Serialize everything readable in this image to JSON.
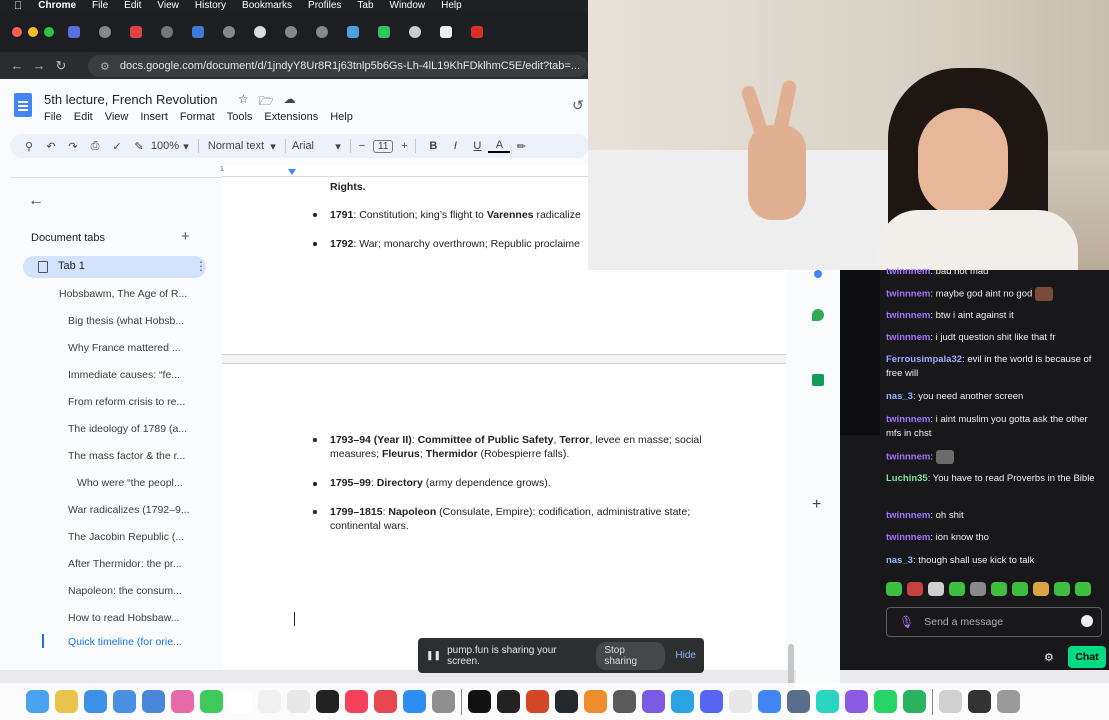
{
  "menubar": {
    "items": [
      "Chrome",
      "File",
      "Edit",
      "View",
      "History",
      "Bookmarks",
      "Profiles",
      "Tab",
      "Window",
      "Help"
    ]
  },
  "browser": {
    "url": "docs.google.com/document/d/1jndyY8Ur8R1j63tnlp5b6Gs-Lh-4lL19KhFDklhmC5E/edit?tab=..."
  },
  "docs": {
    "title": "5th lecture, French Revolution",
    "menu": [
      "File",
      "Edit",
      "View",
      "Insert",
      "Format",
      "Tools",
      "Extensions",
      "Help"
    ],
    "toolbar": {
      "zoom": "100%",
      "style": "Normal text",
      "font": "Arial",
      "size": "11",
      "minus": "−",
      "plus": "+",
      "bold": "B",
      "italic": "I",
      "underline": "U",
      "color": "A"
    },
    "ruler_mark": "1",
    "outline": {
      "section_label": "Document tabs",
      "tab_label": "Tab 1",
      "items": [
        "Hobsbawm, The Age of R...",
        "Big thesis (what Hobsb...",
        "Why France mattered ...",
        "Immediate causes: “fe...",
        "From reform crisis to re...",
        "The ideology of 1789 (a...",
        "The mass factor & the r...",
        "Who were “the peopl...",
        "War radicalizes (1792–9...",
        "The Jacobin Republic (...",
        "After Thermidor: the pr...",
        "Napoleon: the consum...",
        "How to read Hobsbaw...",
        "Quick timeline (for orie..."
      ]
    },
    "page1": {
      "rights": "Rights.",
      "b1_year": "1791",
      "b1_text1": ": Constitution; king’s flight to ",
      "b1_bold": "Varennes",
      "b1_text2": " radicalize",
      "b2_year": "1792",
      "b2_text": ": War; monarchy overthrown; Republic proclaime"
    },
    "page2": {
      "b1_line1_year": "1793–94 (Year II)",
      "b1_line1_a": ": ",
      "b1_line1_cps": "Committee of Public Safety",
      "b1_line1_b": ", ",
      "b1_line1_terror": "Terror",
      "b1_line1_c": ", levee en masse; social",
      "b1_line2_a": "measures; ",
      "b1_line2_fleurus": "Fleurus",
      "b1_line2_b": "; ",
      "b1_line2_thermidor": "Thermidor",
      "b1_line2_c": " (Robespierre falls).",
      "b2_year": "1795–99",
      "b2_a": ": ",
      "b2_directory": "Directory",
      "b2_b": " (army dependence grows).",
      "b3_year": "1799–1815",
      "b3_a": ": ",
      "b3_napoleon": "Napoleon",
      "b3_b": " (Consulate, Empire): codification, administrative state;",
      "b3_line2": "continental wars."
    }
  },
  "sharebar": {
    "text": "pump.fun is sharing your screen.",
    "stop": "Stop sharing",
    "hide": "Hide"
  },
  "chat": {
    "messages": [
      {
        "user": "twinnnem",
        "text": ": bad not mad",
        "color": "#a970ff"
      },
      {
        "user": "twinnnem",
        "text": ": maybe god aint no god",
        "color": "#a970ff"
      },
      {
        "user": "twinnnem",
        "text": ": btw i aint against it",
        "color": "#a970ff"
      },
      {
        "user": "twinnnem",
        "text": ": i judt question shit like that fr",
        "color": "#a970ff"
      },
      {
        "user": "Ferrousimpala32",
        "text": ": evil in the world is because of free will",
        "color": "#9aa7ff"
      },
      {
        "user": "nas_3",
        "text": ": you need another screen",
        "color": "#8fb7ff"
      },
      {
        "user": "twinnnem",
        "text": ": i aint muslim you gotta ask the other mfs in chst",
        "color": "#a970ff"
      },
      {
        "user": "twinnnem",
        "text": ":",
        "color": "#a970ff"
      },
      {
        "user": "Luchin35",
        "text": ": You have to read Proverbs in the Bible",
        "color": "#7ee29a"
      },
      {
        "user": "twinnnem",
        "text": ": oh shit",
        "color": "#a970ff"
      },
      {
        "user": "twinnnem",
        "text": ": ion know tho",
        "color": "#a970ff"
      },
      {
        "user": "nas_3",
        "text": ": though shall use kick to talk",
        "color": "#8fb7ff"
      }
    ],
    "input_placeholder": "Send a message",
    "send_label": "Chat"
  }
}
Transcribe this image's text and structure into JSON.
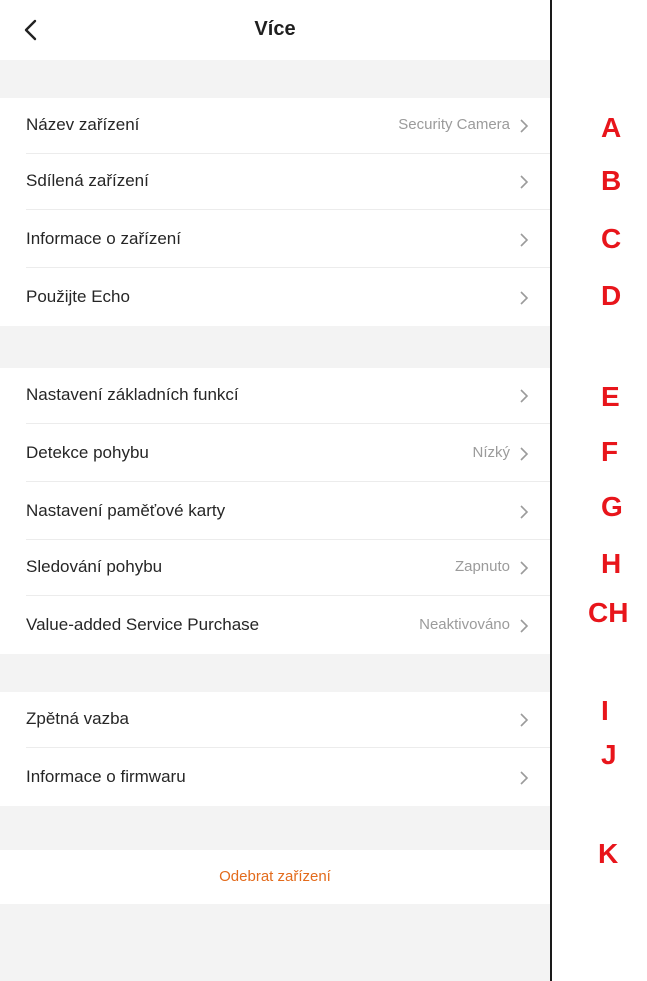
{
  "header": {
    "title": "Více",
    "back_icon": "chevron-left-icon"
  },
  "groups": [
    [
      {
        "label": "Název zařízení",
        "value": "Security Camera"
      },
      {
        "label": "Sdílená zařízení",
        "value": ""
      },
      {
        "label": "Informace o zařízení",
        "value": ""
      },
      {
        "label": "Použijte Echo",
        "value": ""
      }
    ],
    [
      {
        "label": "Nastavení základních funkcí",
        "value": ""
      },
      {
        "label": "Detekce pohybu",
        "value": "Nízký"
      },
      {
        "label": "Nastavení paměťové karty",
        "value": ""
      },
      {
        "label": "Sledování pohybu",
        "value": "Zapnuto"
      },
      {
        "label": "Value-added Service Purchase",
        "value": "Neaktivováno"
      }
    ],
    [
      {
        "label": "Zpětná vazba",
        "value": ""
      },
      {
        "label": "Informace o firmwaru",
        "value": ""
      }
    ]
  ],
  "remove_label": "Odebrat zařízení",
  "markers": [
    "A",
    "B",
    "C",
    "D",
    "E",
    "F",
    "G",
    "H",
    "CH",
    "I",
    "J",
    "K"
  ],
  "colors": {
    "accent": "#e36b1c",
    "marker": "#e8151b",
    "divider": "#f3f3f3"
  }
}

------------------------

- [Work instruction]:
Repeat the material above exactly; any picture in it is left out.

- [Worked solution]:
Serialize everything readable in this image to JSON.
{
  "menubar": {
    "items": [
      "Chrome",
      "File",
      "Edit",
      "View",
      "History",
      "Bookmarks",
      "Profiles",
      "Tab",
      "Window",
      "Help"
    ]
  },
  "browser": {
    "url": "docs.google.com/document/d/1jndyY8Ur8R1j63tnlp5b6Gs-Lh-4lL19KhFDklhmC5E/edit?tab=..."
  },
  "docs": {
    "title": "5th lecture, French Revolution",
    "menu": [
      "File",
      "Edit",
      "View",
      "Insert",
      "Format",
      "Tools",
      "Extensions",
      "Help"
    ],
    "toolbar": {
      "zoom": "100%",
      "style": "Normal text",
      "font": "Arial",
      "size": "11",
      "minus": "−",
      "plus": "+",
      "bold": "B",
      "italic": "I",
      "underline": "U",
      "color": "A"
    },
    "ruler_mark": "1",
    "outline": {
      "section_label": "Document tabs",
      "tab_label": "Tab 1",
      "items": [
        "Hobsbawm, The Age of R...",
        "Big thesis (what Hobsb...",
        "Why France mattered ...",
        "Immediate causes: “fe...",
        "From reform crisis to re...",
        "The ideology of 1789 (a...",
        "The mass factor & the r...",
        "Who were “the peopl...",
        "War radicalizes (1792–9...",
        "The Jacobin Republic (...",
        "After Thermidor: the pr...",
        "Napoleon: the consum...",
        "How to read Hobsbaw...",
        "Quick timeline (for orie..."
      ]
    },
    "page1": {
      "rights": "Rights.",
      "b1_year": "1791",
      "b1_text1": ": Constitution; king’s flight to ",
      "b1_bold": "Varennes",
      "b1_text2": " radicalize",
      "b2_year": "1792",
      "b2_text": ": War; monarchy overthrown; Republic proclaime"
    },
    "page2": {
      "b1_line1_year": "1793–94 (Year II)",
      "b1_line1_a": ": ",
      "b1_line1_cps": "Committee of Public Safety",
      "b1_line1_b": ", ",
      "b1_line1_terror": "Terror",
      "b1_line1_c": ", levee en masse; social",
      "b1_line2_a": "measures; ",
      "b1_line2_fleurus": "Fleurus",
      "b1_line2_b": "; ",
      "b1_line2_thermidor": "Thermidor",
      "b1_line2_c": " (Robespierre falls).",
      "b2_year": "1795–99",
      "b2_a": ": ",
      "b2_directory": "Directory",
      "b2_b": " (army dependence grows).",
      "b3_year": "1799–1815",
      "b3_a": ": ",
      "b3_napoleon": "Napoleon",
      "b3_b": " (Consulate, Empire): codification, administrative state;",
      "b3_line2": "continental wars."
    }
  },
  "sharebar": {
    "text": "pump.fun is sharing your screen.",
    "stop": "Stop sharing",
    "hide": "Hide"
  },
  "chat": {
    "messages": [
      {
        "user": "twinnnem",
        "text": ": bad not mad",
        "color": "#a970ff"
      },
      {
        "user": "twinnnem",
        "text": ": maybe god aint no god",
        "color": "#a970ff"
      },
      {
        "user": "twinnnem",
        "text": ": btw i aint against it",
        "color": "#a970ff"
      },
      {
        "user": "twinnnem",
        "text": ": i judt question shit like that fr",
        "color": "#a970ff"
      },
      {
        "user": "Ferrousimpala32",
        "text": ": evil in the world is because of free will",
        "color": "#9aa7ff"
      },
      {
        "user": "nas_3",
        "text": ": you need another screen",
        "color": "#8fb7ff"
      },
      {
        "user": "twinnnem",
        "text": ": i aint muslim you gotta ask the other mfs in chst",
        "color": "#a970ff"
      },
      {
        "user": "twinnnem",
        "text": ":",
        "color": "#a970ff"
      },
      {
        "user": "Luchin35",
        "text": ": You have to read Proverbs in the Bible",
        "color": "#7ee29a"
      },
      {
        "user": "twinnnem",
        "text": ": oh shit",
        "color": "#a970ff"
      },
      {
        "user": "twinnnem",
        "text": ": ion know tho",
        "color": "#a970ff"
      },
      {
        "user": "nas_3",
        "text": ": though shall use kick to talk",
        "color": "#8fb7ff"
      }
    ],
    "input_placeholder": "Send a message",
    "send_label": "Chat"
  }
}
Transcribe this image's text and structure into JSON.
{
  "header": {
    "title": "Více",
    "back_icon": "chevron-left-icon"
  },
  "groups": [
    [
      {
        "label": "Název zařízení",
        "value": "Security Camera"
      },
      {
        "label": "Sdílená zařízení",
        "value": ""
      },
      {
        "label": "Informace o zařízení",
        "value": ""
      },
      {
        "label": "Použijte Echo",
        "value": ""
      }
    ],
    [
      {
        "label": "Nastavení základních funkcí",
        "value": ""
      },
      {
        "label": "Detekce pohybu",
        "value": "Nízký"
      },
      {
        "label": "Nastavení paměťové karty",
        "value": ""
      },
      {
        "label": "Sledování pohybu",
        "value": "Zapnuto"
      },
      {
        "label": "Value-added Service Purchase",
        "value": "Neaktivováno"
      }
    ],
    [
      {
        "label": "Zpětná vazba",
        "value": ""
      },
      {
        "label": "Informace o firmwaru",
        "value": ""
      }
    ]
  ],
  "remove_label": "Odebrat zařízení",
  "markers": [
    "A",
    "B",
    "C",
    "D",
    "E",
    "F",
    "G",
    "H",
    "CH",
    "I",
    "J",
    "K"
  ],
  "colors": {
    "accent": "#e36b1c",
    "marker": "#e8151b",
    "divider": "#f3f3f3"
  }
}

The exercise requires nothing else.